I used to worry that I was boring – boring and old.
Teaching has a way of making even the youngest person feel old.
It’s a fact that the minute you become a teacher you become middle-aged.
A teacher only four years older than the oldest students in the school becomes suddenly light years away from them in role and responsibility. They are no longer ‘one of us’ but ‘one of them’.
Fortunately, or unfortunately, depending on your point of view, I have not been in that position for some considerable time.
My own children are older than many of the pupils in my school; my hair is growing an increasing quantity of grey streaks. (I like to think it’s the way the light shines on it!) All of a sudden I find myself among the oldies – I say ‘among’ - I am not the oldest. I suppose I might still have a modicum of kudos left.
Nobody, I think, would describe me as ‘down with the kids’, in fact, some would probably laugh at the idea, but I do at least still have just a little ‘insider knowledge’ of adolescent trials and torments thanks to close personal experience.
Nevertheless, I cannot deny that I am one of the ‘oldies’ now. Despite the drawbacks which come with advancing years, for me, age is a good thing.
The poet Jenny Joseph says: ‘When I am old I shall wear purple’. Well I do that sometimes, and really rather enjoy it. Even though the catch up in terms of IT skills is something of a challenge, if not a constant puzzle, (the skills which I did have when I first began to work seemed to slip away from me without my noticing) I am definitely more comfortable with myself, my strengths and weaknesses and my limitations.
New educational practices, ideas and schemes tell us to teach this way, or that way. We have to use this technique or that technique. During my time teaching, I’ve probably tried most of them. New ideas which fell out of favour some time back have often returned in a somewhat re-hashed manner.
While I like the idea of many new techniques, and am not averse to trying a different tack sometimes, I’ve finally got the confidence to say that I know what works for me and what most certainly does not.
Whatever job we do, we are individuals with different characters and, either consciously or subconsciously, we adapt the job we do, with its specific horizons or confines, to our own unique personalities.
I have a head of department who shouts a lot - in a good way for the most part - and bounces in a rather Tigger-like manner across the classroom. He likes expansive gestures and flinging himself around the room.
My departmental colleague likes tables, charts and displays. Her room is immaculate and she is a whizz on the computer. Before I can even think about what key I need to press next in order to achieve something, she has finished typing and found what I hadn’t even managed to process in my mind, never mind express verbally.
I am not like either of them, yet now I can happily say, I am neither better nor worse than either one of them – just different. In fact, the strength of our department, I would go as far as to say, comes from the fact that we each teach the same subject in wholly different ways.
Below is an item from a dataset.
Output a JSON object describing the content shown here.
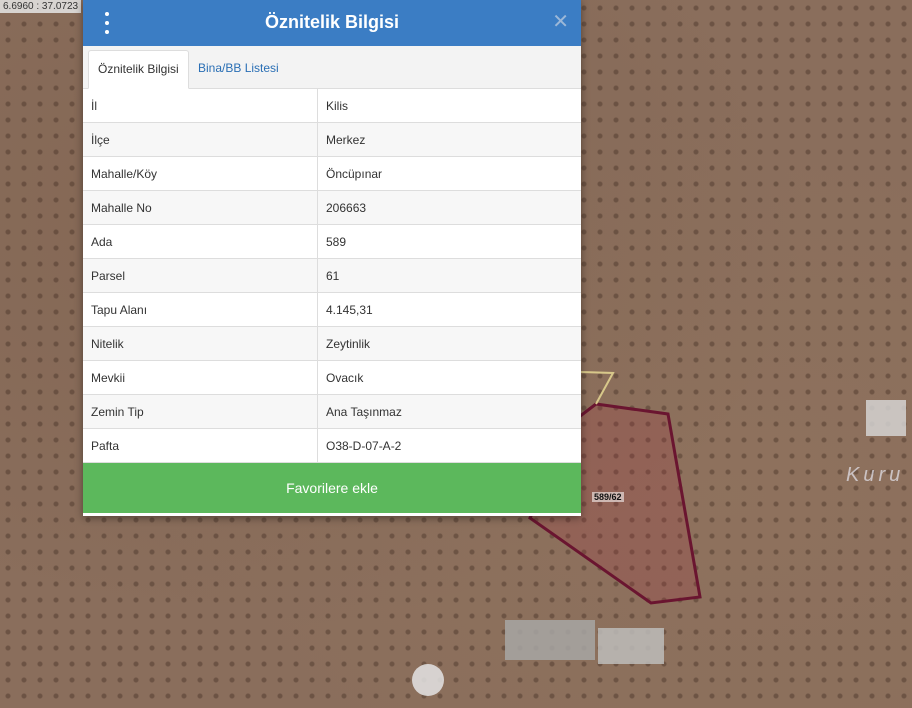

As a microcosm of life, the school is a good place to study how we all work together. Old must never be redundant. It has its place alongside the young and new and vital.
The question of retirement and whether teachers could, or should be in a classroom teaching youngsters when they are themselves approaching 70 years old, as the government seems to suggest we should, is a topic for another day.
The success of a school and society at large depends on its embracing differences and celebrating what each of us has to offer.
So I celebrate my boring-ness. I am quite possibly an Eeyore! Yet I know that there are pupils who learn best from my way of teaching.
Thank goodness that, for the other pupils who need a different approach, there is Tigger just along the corridor!